Within the field of mechanical engineering the major subdivision is industrial engineering which is concerned with complete mechanical systems for industry.
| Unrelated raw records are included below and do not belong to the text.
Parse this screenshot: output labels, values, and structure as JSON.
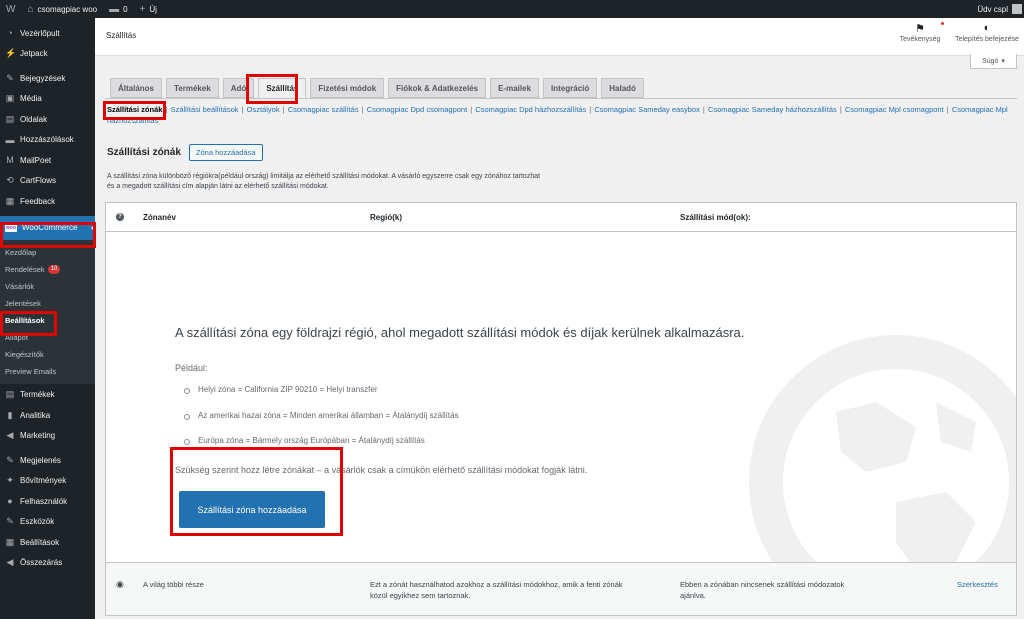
{
  "adminbar": {
    "wp_logo": "W",
    "site_name": "csomagpiac woo",
    "comments_count": "0",
    "new_label": "Új",
    "greeting": "Üdv cspl"
  },
  "sidebar": {
    "top_items": [
      {
        "icon": "dashboard-icon",
        "glyph": "◔",
        "label": "Vezérlőpult"
      },
      {
        "icon": "jetpack-icon",
        "glyph": "⚡",
        "label": "Jetpack"
      },
      {
        "icon": "pin-icon",
        "glyph": "✎",
        "label": "Bejegyzések"
      },
      {
        "icon": "media-icon",
        "glyph": "▣",
        "label": "Média"
      },
      {
        "icon": "page-icon",
        "glyph": "▤",
        "label": "Oldalak"
      },
      {
        "icon": "comment-icon",
        "glyph": "▬",
        "label": "Hozzászólások"
      },
      {
        "icon": "mailpoet-icon",
        "glyph": "M",
        "label": "MailPoet"
      },
      {
        "icon": "cartflows-icon",
        "glyph": "⟲",
        "label": "CartFlows"
      },
      {
        "icon": "feedback-icon",
        "glyph": "▦",
        "label": "Feedback"
      }
    ],
    "woocommerce": {
      "logo": "woo",
      "label": "WooCommerce"
    },
    "submenu": [
      {
        "label": "Kezdőlap"
      },
      {
        "label": "Rendelések",
        "badge": "10"
      },
      {
        "label": "Vásárlók"
      },
      {
        "label": "Jelentések"
      },
      {
        "label": "Beállítások",
        "current": true
      },
      {
        "label": "Állapot"
      },
      {
        "label": "Kiegészítők"
      },
      {
        "label": "Preview Emails"
      }
    ],
    "bottom_items": [
      {
        "icon": "products-icon",
        "glyph": "▤",
        "label": "Termékek"
      },
      {
        "icon": "analytics-icon",
        "glyph": "▮",
        "label": "Analitika"
      },
      {
        "icon": "marketing-icon",
        "glyph": "◀",
        "label": "Marketing"
      },
      {
        "icon": "appearance-icon",
        "glyph": "✎",
        "label": "Megjelenés"
      },
      {
        "icon": "plugins-icon",
        "glyph": "✦",
        "label": "Bővítmények"
      },
      {
        "icon": "users-icon",
        "glyph": "●",
        "label": "Felhasználók"
      },
      {
        "icon": "tools-icon",
        "glyph": "✎",
        "label": "Eszközök"
      },
      {
        "icon": "settings-icon",
        "glyph": "▦",
        "label": "Beállítások"
      },
      {
        "icon": "collapse-icon",
        "glyph": "◀",
        "label": "Összezárás"
      }
    ]
  },
  "header": {
    "title": "Szállítás",
    "activity_label": "Tevékenység",
    "setup_label": "Telepítés befejezése",
    "help_label": "Súgó"
  },
  "tabs": [
    {
      "label": "Általános"
    },
    {
      "label": "Termékek"
    },
    {
      "label": "Adó"
    },
    {
      "label": "Szállítás",
      "active": true
    },
    {
      "label": "Fizetési módok"
    },
    {
      "label": "Fiókok & Adatkezelés"
    },
    {
      "label": "E-mailek"
    },
    {
      "label": "Integráció"
    },
    {
      "label": "Haladó"
    }
  ],
  "subnav": [
    {
      "label": "Szállítási zónák",
      "current": true
    },
    {
      "label": "Szállítási beállítások"
    },
    {
      "label": "Osztályok"
    },
    {
      "label": "Csomagpiac szállítás"
    },
    {
      "label": "Csomagpiac Dpd csomagpont"
    },
    {
      "label": "Csomagpiac Dpd házhozszállítás"
    },
    {
      "label": "Csomagpiac Sameday easybox"
    },
    {
      "label": "Csomagpiac Sameday házhozszállítás"
    },
    {
      "label": "Csomagpiac Mpl csomagpont"
    },
    {
      "label": "Csomagpiac Mpl házhozszállítás"
    }
  ],
  "zones": {
    "title": "Szállítási zónák",
    "add_button": "Zóna hozzáadása",
    "description_1": "A szállítási zóna különböző régiókra(például ország) limitálja az elérhető szállítási módokat. A vásárló egyszerre csak egy zónához tartozhat",
    "description_2": "és a megadott szállítási cím alapján látni az elérhető szállítási módokat."
  },
  "table": {
    "help_glyph": "?",
    "col_name": "Zónanév",
    "col_region": "Regió(k)",
    "col_methods": "Szállítási mód(ok):",
    "blank_title": "A szállítási zóna egy földrajzi régió, ahol megadott szállítási módok és díjak kerülnek alkalmazásra.",
    "example_label": "Például:",
    "examples": [
      "Helyi zóna = California ZIP 90210 = Helyi transzfer",
      "Az amerikai hazai zóna = Minden amerikai államban = Átalánydíj szállítás",
      "Európa zóna = Bármely ország Európában = Átalánydíj szállítás"
    ],
    "note": "Szükség szerint hozz létre zónákat – a vásárlók csak a címükön elérhető szállítási módokat fogják látni.",
    "primary_button": "Szállítási zóna hozzáadása",
    "rest": {
      "globe_glyph": "◉",
      "name": "A világ többi része",
      "region_1": "Ezt a zónát használhatod azokhoz a szállítási módokhoz, amik a fenti zónák",
      "region_2": "közül egyikhez sem tartoznak.",
      "methods_1": "Ebben a zónában nincsenek szállítási módozatok",
      "methods_2": "ajánlva.",
      "edit_link": "Szerkesztés"
    }
  },
  "colors": {
    "highlight": "#e10000",
    "primary": "#2271b1",
    "admin_dark": "#1d2327"
  }
}
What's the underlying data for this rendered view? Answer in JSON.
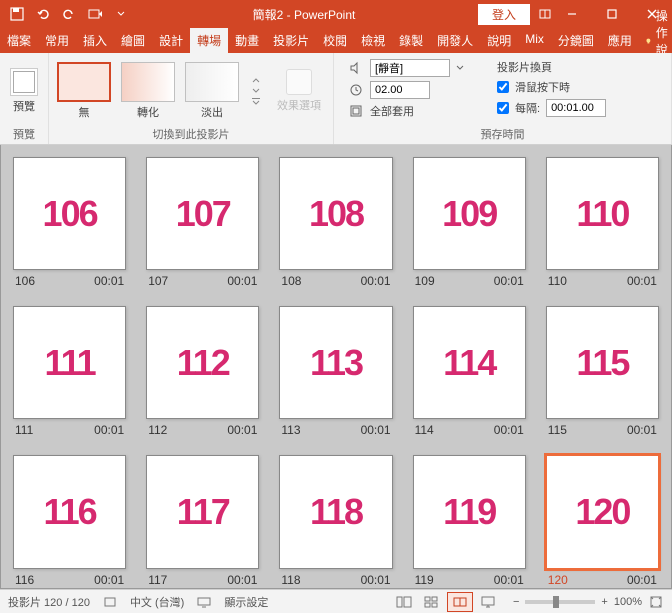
{
  "title": "簡報2 - PowerPoint",
  "login": "登入",
  "tabs": [
    "檔案",
    "常用",
    "插入",
    "繪圖",
    "設計",
    "轉場",
    "動畫",
    "投影片",
    "校閱",
    "檢視",
    "錄製",
    "開發人",
    "說明",
    "Mix",
    "分鏡圖",
    "應用"
  ],
  "active_tab": "轉場",
  "tell_me": "操作說明",
  "ribbon": {
    "preview": {
      "label": "預覽"
    },
    "transitions": {
      "label": "切換到此投影片",
      "items": [
        {
          "name": "無",
          "sel": true
        },
        {
          "name": "轉化"
        },
        {
          "name": "淡出"
        }
      ],
      "effect_options": "效果選項"
    },
    "timing": {
      "label": "預存時間",
      "sound_dropdown": "[靜音]",
      "duration_label": "",
      "duration_value": "02.00",
      "apply_all": "全部套用",
      "advance_header": "投影片換頁",
      "on_click": "滑鼠按下時",
      "after": "每隔:",
      "after_value": "00:01.00"
    }
  },
  "slides": [
    {
      "n": 106,
      "t": "00:01"
    },
    {
      "n": 107,
      "t": "00:01"
    },
    {
      "n": 108,
      "t": "00:01"
    },
    {
      "n": 109,
      "t": "00:01"
    },
    {
      "n": 110,
      "t": "00:01"
    },
    {
      "n": 111,
      "t": "00:01"
    },
    {
      "n": 112,
      "t": "00:01"
    },
    {
      "n": 113,
      "t": "00:01"
    },
    {
      "n": 114,
      "t": "00:01"
    },
    {
      "n": 115,
      "t": "00:01"
    },
    {
      "n": 116,
      "t": "00:01"
    },
    {
      "n": 117,
      "t": "00:01"
    },
    {
      "n": 118,
      "t": "00:01"
    },
    {
      "n": 119,
      "t": "00:01"
    },
    {
      "n": 120,
      "t": "00:01",
      "sel": true
    }
  ],
  "status": {
    "slide_counter": "投影片 120 / 120",
    "language": "中文 (台灣)",
    "display_settings": "顯示設定",
    "zoom": "100%"
  }
}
Each engineer is a member of a team often headed by a systems engineer able to combine the contributions made by all the different disciplines.
Task V. Fill in the blanks in this diagram with the branches of engineering that you know.
Task VI. Match each branch of engineering with its products:
roads and bridges;
heating and ventilating;
cars and lorries;
Task VII. Fill in the gaps using the proper preposition:
1. This device is made … plastic.
2. These metals are widely used … making bolts, screws, pipes, rods, nuts, wires.
3. This is a tool … turning in screws.
4. We make holes … the help … an electric drill.
5. There is a lot … carbon … diesel fuel.
6. The length … the ruler is 1 m.
7. We have got plenty … petrol in the petrol tank.
Task VIII. Translate the following Ukrainian sentences into English.
Task IX. Answer the following questions:
1. What faculty do you study at?
2. What is your future profession?
3. Why did you chose this profession?
4. What are the advantages / disadvantages of engineering profession?
5. Where would you like to work after graduating from the University?
6. Give the definition of the Engineering.
7. What branches of engineering do you know?
8. What does civil (mechanical, electrical) engineering deal with?